The productivity of the Enterprise and the consumer services we take for granted are inextricably linked. How can the design of interactions across these experiences be more seamlessly supportive? New approaches to Enterprise software interaction design continue to be needful and indeed some new memes are surfacing around more direct access to data and content-as-interface. However, just as you can’t pull the airplane out of the sky and replace it with an entirely new flying machine, new-gen functionality - and even new paradigms - are currently bolted on to old. Bridges in knowledge and practice, often stop-gap at best, are built from generation to generation in this way.

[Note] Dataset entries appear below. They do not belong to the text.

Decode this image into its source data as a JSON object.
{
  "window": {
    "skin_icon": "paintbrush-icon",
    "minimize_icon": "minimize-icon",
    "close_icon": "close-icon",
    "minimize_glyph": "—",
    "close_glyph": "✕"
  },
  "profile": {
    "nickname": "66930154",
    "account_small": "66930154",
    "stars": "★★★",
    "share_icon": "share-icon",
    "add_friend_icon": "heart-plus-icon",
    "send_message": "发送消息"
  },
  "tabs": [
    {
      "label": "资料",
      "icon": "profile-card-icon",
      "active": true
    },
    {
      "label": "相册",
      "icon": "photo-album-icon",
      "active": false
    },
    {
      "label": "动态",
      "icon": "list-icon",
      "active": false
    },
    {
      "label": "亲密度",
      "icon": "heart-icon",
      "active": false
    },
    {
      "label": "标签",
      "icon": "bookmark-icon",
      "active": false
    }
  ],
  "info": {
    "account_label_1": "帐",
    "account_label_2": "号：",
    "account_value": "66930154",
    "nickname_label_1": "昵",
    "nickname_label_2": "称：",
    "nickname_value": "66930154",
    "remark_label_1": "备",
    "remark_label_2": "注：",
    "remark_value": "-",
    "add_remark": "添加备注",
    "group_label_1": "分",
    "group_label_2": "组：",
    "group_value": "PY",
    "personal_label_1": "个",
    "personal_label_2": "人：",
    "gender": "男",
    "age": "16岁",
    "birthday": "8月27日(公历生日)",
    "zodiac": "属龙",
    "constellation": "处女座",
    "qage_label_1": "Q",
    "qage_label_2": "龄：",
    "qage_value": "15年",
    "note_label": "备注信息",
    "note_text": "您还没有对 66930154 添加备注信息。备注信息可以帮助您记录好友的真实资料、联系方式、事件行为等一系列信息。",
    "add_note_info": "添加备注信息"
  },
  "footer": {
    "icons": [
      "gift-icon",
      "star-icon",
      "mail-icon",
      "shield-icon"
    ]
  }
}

The rise of Bring Your Own Device situations in the workplace are actually leapfrogging some enterprise tools because workers, unsurprisingly, prefer their own, easy to use toolkits: and employees are voting with their feet. And that may be a very telling trend that bespeaks of an ongoing decentralization: our mobile technology experiences are conditioning us to personal data-accountability. But still we need the Enterprise: it’s managing that accountability at the scale of millions of individuals that presents a significant challenge. And an added twist: increasingly, the electricity that powers the data is regulated by that very same data. Once this condition is the norm, we will have backed ourselves fully into a very tricky feedback loop in which there is no room for failure-prone system interactions. The enterprise software ecology will have become vital not just to the business of business, but to the critical-path of the human enterprise as well.
What new capabilities and service offerings might become possible if we can imbue the foundation—enterprise software and hardware—with human- machine elegance? Can we reconcile deep computing structures and practices with the more “nodal,” or highly mobile and personal sensibility that defines contemporary, daily computation? Interaction and experience designers can to transform human-computer interaction within the enterprise services layer to accomplish this.
Working with execs can be daunting but inspiring. Hear valuable insights & pro tips, and help define an executive persona!
This talk offers insights from real situations working with top-level executives (including the CEO) on major UX projects. We constantly clamor for a seat at ‘the table’ but what happens when you actually get there? How do you assert yourself as an authority of design that is perceived and valued as such, not someone who ‘makes pretty pictures’ or ‘plays with stickies’? My goal in this talk is to set up design leaders for success by raising their ‘executive IQ’. We will look at an ‘executive persona’ and various contexts for dealing with executive inputs, with lessons learned.
Evangelizing and designing voice user interface in an organization with a long GUI-only history.
Apple’s Siri and Google Now have ignited consumers’ interest in voice user interface (VUI) by delivering valuable and delightful customer experiences. Innovative companies can leverage VUI solutions to create a competitive advantage. But how do you drive the adoption of VUI in an organization with a long GUI-only history? We'll share the frameworks we used to evangelize VUI, offer key insights and design principles to help you start your own grassroots VUI movement, and provide best practices and a VUI brainstorming canvas.
The session will include:
•Share a “human centric” story about the ups and downs of evangelizing VUI
•Share in-house developed VUI prototypes and great external examples
Participants will walk away with:
•4 VUI behavior themes
•4 VUI opportunities (for future brainstorming using VUI canvas)
•5 key strategies to evangelize VUI
•5 VUI design principles for the creative process